Start of Material to process

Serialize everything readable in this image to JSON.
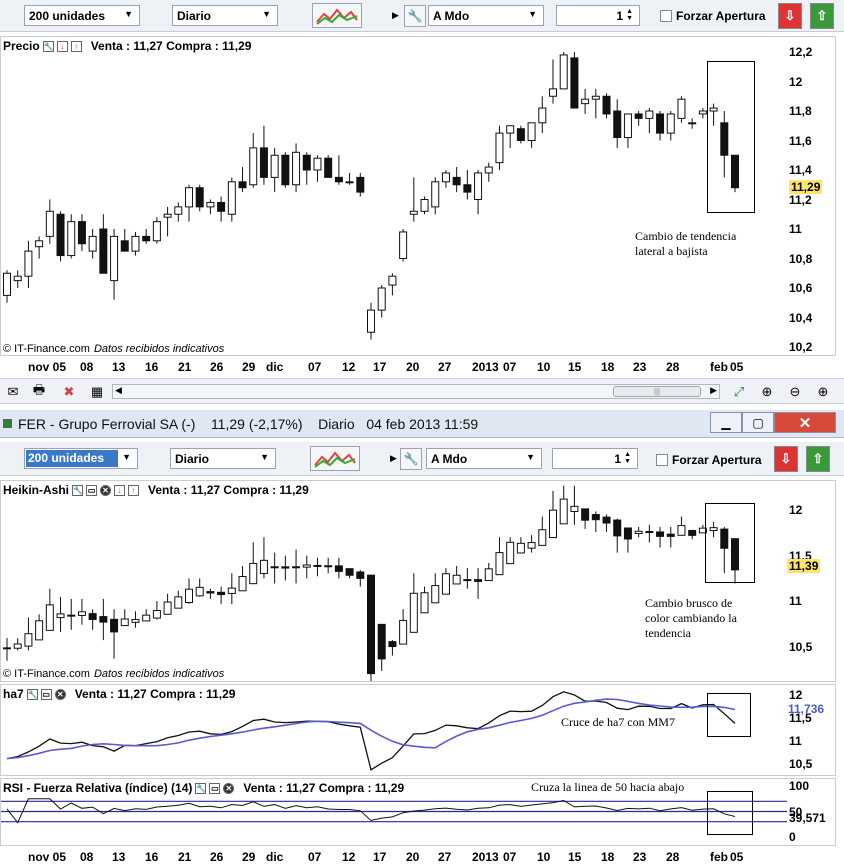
{
  "toolbar1": {
    "units": "200 unidades",
    "period": "Diario",
    "order_type": "A Mdo",
    "quantity": "1",
    "force_open": "Forzar Apertura"
  },
  "toolbar2": {
    "units": "200 unidades",
    "period": "Diario",
    "order_type": "A Mdo",
    "quantity": "1",
    "force_open": "Forzar Apertura"
  },
  "window": {
    "title": "FER - Grupo Ferrovial SA (-)",
    "price": "11,29 (-2,17%)",
    "period": "Diario",
    "datetime": "04 feb 2013 11:59"
  },
  "price_chart": {
    "name": "Precio",
    "legend_values": "Venta : 11,27 Compra : 11,29",
    "current_price": "11,29",
    "credit": "© IT-Finance.com",
    "credit_note": "Datos recibidos indicativos",
    "annotation": [
      "Cambio de tendencia",
      "lateral a bajista"
    ],
    "yticks": [
      "12,2",
      "12",
      "11,8",
      "11,6",
      "11,4",
      "11,2",
      "11",
      "10,8",
      "10,6",
      "10,4",
      "10,2"
    ]
  },
  "ha_chart": {
    "name": "Heikin-Ashi",
    "legend_values": "Venta : 11,27 Compra : 11,29",
    "current_price": "11,39",
    "credit": "© IT-Finance.com",
    "credit_note": "Datos recibidos indicativos",
    "annotation": [
      "Cambio brusco de",
      "color cambiando la",
      "tendencia"
    ],
    "yticks": [
      "12",
      "11,5",
      "11",
      "10,5"
    ]
  },
  "ha7_chart": {
    "name": "ha7",
    "legend_values": "Venta : 11,27 Compra : 11,29",
    "current_value": "11,736",
    "annotation": "Cruce de ha7 con MM7",
    "yticks": [
      "12",
      "11,5",
      "11",
      "10,5"
    ]
  },
  "rsi_chart": {
    "name": "RSI - Fuerza Relativa (índice) (14)",
    "legend_values": "Venta : 11,27 Compra : 11,29",
    "current_value": "39,571",
    "annotation": "Cruza la linea de 50 hacia abajo",
    "yticks": [
      "100",
      "50",
      "0"
    ]
  },
  "x_axis": [
    "nov 05",
    "08",
    "13",
    "16",
    "21",
    "26",
    "29",
    "dic",
    "07",
    "12",
    "17",
    "20",
    "27",
    "2013",
    "07",
    "10",
    "15",
    "18",
    "23",
    "28",
    "feb",
    "05"
  ],
  "colors": {
    "up": "#ffffff",
    "down": "#111111",
    "ma": "#5a5ad0",
    "accent": "#ffe46a"
  },
  "chart_data": {
    "type": "candlestick",
    "series": [
      {
        "name": "Precio",
        "ohlc": [
          [
            10.55,
            10.72,
            10.5,
            10.7
          ],
          [
            10.65,
            10.72,
            10.6,
            10.68
          ],
          [
            10.68,
            10.92,
            10.6,
            10.85
          ],
          [
            10.88,
            10.95,
            10.8,
            10.92
          ],
          [
            10.95,
            11.2,
            10.9,
            11.12
          ],
          [
            11.1,
            11.12,
            10.78,
            10.82
          ],
          [
            10.82,
            11.1,
            10.8,
            11.05
          ],
          [
            11.05,
            11.1,
            10.85,
            10.9
          ],
          [
            10.85,
            11.0,
            10.8,
            10.95
          ],
          [
            11.0,
            11.1,
            10.7,
            10.7
          ],
          [
            10.65,
            11.0,
            10.52,
            10.95
          ],
          [
            10.92,
            11.0,
            10.85,
            10.85
          ],
          [
            10.85,
            10.98,
            10.82,
            10.95
          ],
          [
            10.95,
            11.0,
            10.9,
            10.92
          ],
          [
            10.92,
            11.08,
            10.9,
            11.05
          ],
          [
            11.08,
            11.15,
            10.95,
            11.1
          ],
          [
            11.1,
            11.18,
            11.05,
            11.15
          ],
          [
            11.15,
            11.3,
            11.05,
            11.28
          ],
          [
            11.28,
            11.3,
            11.12,
            11.15
          ],
          [
            11.15,
            11.2,
            11.1,
            11.18
          ],
          [
            11.18,
            11.22,
            11.05,
            11.12
          ],
          [
            11.1,
            11.35,
            11.05,
            11.32
          ],
          [
            11.32,
            11.42,
            11.25,
            11.28
          ],
          [
            11.3,
            11.65,
            11.28,
            11.55
          ],
          [
            11.55,
            11.7,
            11.3,
            11.35
          ],
          [
            11.35,
            11.55,
            11.25,
            11.5
          ],
          [
            11.5,
            11.52,
            11.28,
            11.3
          ],
          [
            11.3,
            11.58,
            11.25,
            11.52
          ],
          [
            11.5,
            11.52,
            11.3,
            11.4
          ],
          [
            11.4,
            11.5,
            11.32,
            11.48
          ],
          [
            11.48,
            11.5,
            11.35,
            11.35
          ],
          [
            11.35,
            11.5,
            11.3,
            11.32
          ],
          [
            11.32,
            11.38,
            11.3,
            11.32
          ],
          [
            11.35,
            11.38,
            11.22,
            11.25
          ],
          [
            10.3,
            10.5,
            10.25,
            10.45
          ],
          [
            10.45,
            10.62,
            10.4,
            10.6
          ],
          [
            10.62,
            10.7,
            10.55,
            10.68
          ],
          [
            10.8,
            11.0,
            10.78,
            10.98
          ],
          [
            11.1,
            11.35,
            11.05,
            11.12
          ],
          [
            11.12,
            11.22,
            11.1,
            11.2
          ],
          [
            11.15,
            11.35,
            11.1,
            11.32
          ],
          [
            11.32,
            11.4,
            11.28,
            11.38
          ],
          [
            11.35,
            11.42,
            11.25,
            11.3
          ],
          [
            11.3,
            11.4,
            11.2,
            11.25
          ],
          [
            11.2,
            11.4,
            11.1,
            11.38
          ],
          [
            11.38,
            11.45,
            11.32,
            11.42
          ],
          [
            11.45,
            11.7,
            11.4,
            11.65
          ],
          [
            11.65,
            11.7,
            11.55,
            11.7
          ],
          [
            11.68,
            11.7,
            11.58,
            11.6
          ],
          [
            11.6,
            11.72,
            11.55,
            11.72
          ],
          [
            11.72,
            11.9,
            11.65,
            11.82
          ],
          [
            11.9,
            12.15,
            11.85,
            11.95
          ],
          [
            11.95,
            12.2,
            11.95,
            12.18
          ],
          [
            12.16,
            12.2,
            11.82,
            11.82
          ],
          [
            11.85,
            11.95,
            11.78,
            11.88
          ],
          [
            11.88,
            11.95,
            11.75,
            11.9
          ],
          [
            11.9,
            11.92,
            11.75,
            11.78
          ],
          [
            11.8,
            11.88,
            11.55,
            11.62
          ],
          [
            11.62,
            11.78,
            11.55,
            11.78
          ],
          [
            11.78,
            11.8,
            11.7,
            11.75
          ],
          [
            11.75,
            11.82,
            11.65,
            11.8
          ],
          [
            11.78,
            11.8,
            11.6,
            11.65
          ],
          [
            11.65,
            11.8,
            11.6,
            11.78
          ],
          [
            11.75,
            11.9,
            11.72,
            11.88
          ],
          [
            11.72,
            11.75,
            11.68,
            11.72
          ],
          [
            11.78,
            11.82,
            11.75,
            11.8
          ],
          [
            11.8,
            11.85,
            11.7,
            11.82
          ],
          [
            11.72,
            11.8,
            11.35,
            11.5
          ],
          [
            11.5,
            11.5,
            11.25,
            11.28
          ]
        ]
      }
    ]
  }
}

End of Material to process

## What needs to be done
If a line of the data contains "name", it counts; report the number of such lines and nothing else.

## Answer section
5